While slowdowns are challenging and can create tougher markets for debt refinancing and exits, consolidation locally and across the region will bring opportunities for private equity.
LAVCA: Warburg Pincus just closed an energy fund – how does the recent shift in energy prices impact the fund’s strategy?
Minardi: Our fundamental philosophy on energy investing remains unchanged but we do adapt our strategies to the market cycles and conditions. Dislocations create interesting investment opportunities and we’re fortunate to have plenty of available capital.
LAVCA: How is the firm structured in terms of investment strategy? Do teams actively work together across the globe?

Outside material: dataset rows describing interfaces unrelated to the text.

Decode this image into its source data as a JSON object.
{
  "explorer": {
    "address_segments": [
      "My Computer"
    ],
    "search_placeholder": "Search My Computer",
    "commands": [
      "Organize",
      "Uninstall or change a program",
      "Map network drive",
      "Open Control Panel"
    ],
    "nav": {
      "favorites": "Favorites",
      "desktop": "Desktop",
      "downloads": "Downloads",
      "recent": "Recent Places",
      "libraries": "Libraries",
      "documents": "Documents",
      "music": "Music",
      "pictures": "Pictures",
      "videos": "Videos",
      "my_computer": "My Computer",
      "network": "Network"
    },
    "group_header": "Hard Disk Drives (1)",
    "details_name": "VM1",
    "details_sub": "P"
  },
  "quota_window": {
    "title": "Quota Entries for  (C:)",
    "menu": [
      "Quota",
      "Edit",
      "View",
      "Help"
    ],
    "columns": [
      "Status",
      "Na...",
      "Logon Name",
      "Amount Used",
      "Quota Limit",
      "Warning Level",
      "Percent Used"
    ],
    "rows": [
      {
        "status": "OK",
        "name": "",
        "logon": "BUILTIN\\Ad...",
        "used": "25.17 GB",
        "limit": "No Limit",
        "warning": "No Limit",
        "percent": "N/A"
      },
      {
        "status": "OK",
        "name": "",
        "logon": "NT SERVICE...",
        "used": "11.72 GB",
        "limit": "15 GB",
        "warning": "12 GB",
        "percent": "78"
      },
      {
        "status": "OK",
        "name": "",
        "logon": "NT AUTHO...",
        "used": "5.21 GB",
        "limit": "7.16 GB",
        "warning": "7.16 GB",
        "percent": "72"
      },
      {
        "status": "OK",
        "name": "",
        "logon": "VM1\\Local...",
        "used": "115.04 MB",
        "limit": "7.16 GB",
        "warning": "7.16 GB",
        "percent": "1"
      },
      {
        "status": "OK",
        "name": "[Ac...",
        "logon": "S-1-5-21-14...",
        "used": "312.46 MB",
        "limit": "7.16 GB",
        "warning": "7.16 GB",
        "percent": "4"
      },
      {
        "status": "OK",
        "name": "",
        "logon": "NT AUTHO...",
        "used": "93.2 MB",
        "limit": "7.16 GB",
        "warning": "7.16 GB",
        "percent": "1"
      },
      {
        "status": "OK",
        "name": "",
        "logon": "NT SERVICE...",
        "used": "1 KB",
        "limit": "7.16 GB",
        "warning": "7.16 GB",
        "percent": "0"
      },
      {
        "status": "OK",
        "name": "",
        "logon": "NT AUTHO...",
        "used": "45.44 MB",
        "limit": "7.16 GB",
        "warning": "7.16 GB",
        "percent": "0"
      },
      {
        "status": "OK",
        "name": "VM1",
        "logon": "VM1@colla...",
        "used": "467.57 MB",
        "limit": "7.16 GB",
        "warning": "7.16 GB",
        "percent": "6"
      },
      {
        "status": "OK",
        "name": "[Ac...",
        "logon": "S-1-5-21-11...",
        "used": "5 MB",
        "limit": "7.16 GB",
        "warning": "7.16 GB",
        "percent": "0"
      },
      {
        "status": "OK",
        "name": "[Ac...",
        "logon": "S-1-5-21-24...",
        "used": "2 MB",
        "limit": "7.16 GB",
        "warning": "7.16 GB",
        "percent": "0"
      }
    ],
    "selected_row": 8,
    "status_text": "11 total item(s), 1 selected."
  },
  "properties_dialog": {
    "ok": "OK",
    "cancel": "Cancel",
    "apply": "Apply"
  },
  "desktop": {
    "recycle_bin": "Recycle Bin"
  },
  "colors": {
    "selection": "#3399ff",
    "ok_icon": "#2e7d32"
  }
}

Minardi: Warburg Pincus is a globally-integrated partnership and follows a “one firm” approach. Warburg Pincus’ global footprint includes approximately 180 investment professionals in the Americas, Europe and Asia. Investment activity is led by local teams with deep understanding of market dynamics. An example of cross-border collaboration centers around our investment in Dudalina S.A., a shirt manufacturer which recently announced its merger with Restoque Comércio e Confecções De Roupas S.A. (Bovespa: LLIS3). Our colleagues in India, who were studying an investment in Biba, a New Delhi-based leading designer, manufacturer and retailer of women’s ethnic apparel, spent a fair amount of time with the Brazil team to understand the market dynamics surrounding Dudalina, which the firm ultimately invested in.
LAVCA: What are some of your most recent investments? What unique actions are you taking to add value to these companies from an operational standpoint?
Minardi: I’ve touched on Dudalina S.A., now Restoque, and Sequoia Logistica. Another recent investment is Pet Center Comércio e Participações S.A., a specialist pet retailer. During the first year of partnering with the management team, we have helped the company in many fronts such as rebranding as part of its strategy to expand outside of São Paulo. We also work intensively in creating better controls and internal processes to support and accelerate the growth plan we will be implementing.
LAVCA: Why did you join LAVCA?
Minardi: LAVCA has an important role in developing private equity across the region, working in conjunction with the local associations such as ABVCAP. As a global private equity firm we value LAVCA’s role and hope to support its evolution.